● Instructions for the task
Please give the data again in full, exactly as provided.

● Input data
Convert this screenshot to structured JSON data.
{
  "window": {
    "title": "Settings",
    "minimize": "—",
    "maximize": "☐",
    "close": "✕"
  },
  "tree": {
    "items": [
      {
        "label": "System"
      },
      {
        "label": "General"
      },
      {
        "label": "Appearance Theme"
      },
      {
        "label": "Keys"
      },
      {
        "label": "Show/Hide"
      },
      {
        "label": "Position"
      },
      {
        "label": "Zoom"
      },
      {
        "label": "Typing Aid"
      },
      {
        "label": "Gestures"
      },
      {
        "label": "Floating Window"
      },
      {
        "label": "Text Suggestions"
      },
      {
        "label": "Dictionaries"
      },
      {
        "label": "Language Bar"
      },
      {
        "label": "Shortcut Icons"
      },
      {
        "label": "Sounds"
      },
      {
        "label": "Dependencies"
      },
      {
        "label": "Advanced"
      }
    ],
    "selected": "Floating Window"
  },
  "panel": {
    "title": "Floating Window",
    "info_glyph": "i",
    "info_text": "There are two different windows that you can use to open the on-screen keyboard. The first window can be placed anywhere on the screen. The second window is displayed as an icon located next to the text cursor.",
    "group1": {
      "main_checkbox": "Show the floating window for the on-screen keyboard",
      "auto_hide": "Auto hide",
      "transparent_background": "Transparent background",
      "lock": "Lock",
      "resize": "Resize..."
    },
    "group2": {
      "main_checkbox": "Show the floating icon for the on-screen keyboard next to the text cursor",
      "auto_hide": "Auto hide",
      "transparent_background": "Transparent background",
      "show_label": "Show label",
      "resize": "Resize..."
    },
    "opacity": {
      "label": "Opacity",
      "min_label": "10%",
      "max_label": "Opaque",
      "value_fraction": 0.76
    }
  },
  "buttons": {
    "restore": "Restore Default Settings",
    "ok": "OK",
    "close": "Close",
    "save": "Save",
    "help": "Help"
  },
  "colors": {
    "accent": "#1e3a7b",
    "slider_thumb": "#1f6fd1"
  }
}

● Completed exercise
Convert this screenshot to structured JSON data.
{
  "window": {
    "title": "Settings",
    "minimize": "—",
    "maximize": "☐",
    "close": "✕"
  },
  "tree": {
    "items": [
      {
        "label": "System"
      },
      {
        "label": "General"
      },
      {
        "label": "Appearance Theme"
      },
      {
        "label": "Keys"
      },
      {
        "label": "Show/Hide"
      },
      {
        "label": "Position"
      },
      {
        "label": "Zoom"
      },
      {
        "label": "Typing Aid"
      },
      {
        "label": "Gestures"
      },
      {
        "label": "Floating Window"
      },
      {
        "label": "Text Suggestions"
      },
      {
        "label": "Dictionaries"
      },
      {
        "label": "Language Bar"
      },
      {
        "label": "Shortcut Icons"
      },
      {
        "label": "Sounds"
      },
      {
        "label": "Dependencies"
      },
      {
        "label": "Advanced"
      }
    ],
    "selected": "Floating Window"
  },
  "panel": {
    "title": "Floating Window",
    "info_glyph": "i",
    "info_text": "There are two different windows that you can use to open the on-screen keyboard. The first window can be placed anywhere on the screen. The second window is displayed as an icon located next to the text cursor.",
    "group1": {
      "main_checkbox": "Show the floating window for the on-screen keyboard",
      "auto_hide": "Auto hide",
      "transparent_background": "Transparent background",
      "lock": "Lock",
      "resize": "Resize..."
    },
    "group2": {
      "main_checkbox": "Show the floating icon for the on-screen keyboard next to the text cursor",
      "auto_hide": "Auto hide",
      "transparent_background": "Transparent background",
      "show_label": "Show label",
      "resize": "Resize..."
    },
    "opacity": {
      "label": "Opacity",
      "min_label": "10%",
      "max_label": "Opaque",
      "value_fraction": 0.76
    }
  },
  "buttons": {
    "restore": "Restore Default Settings",
    "ok": "OK",
    "close": "Close",
    "save": "Save",
    "help": "Help"
  },
  "colors": {
    "accent": "#1e3a7b",
    "slider_thumb": "#1f6fd1"
  }
}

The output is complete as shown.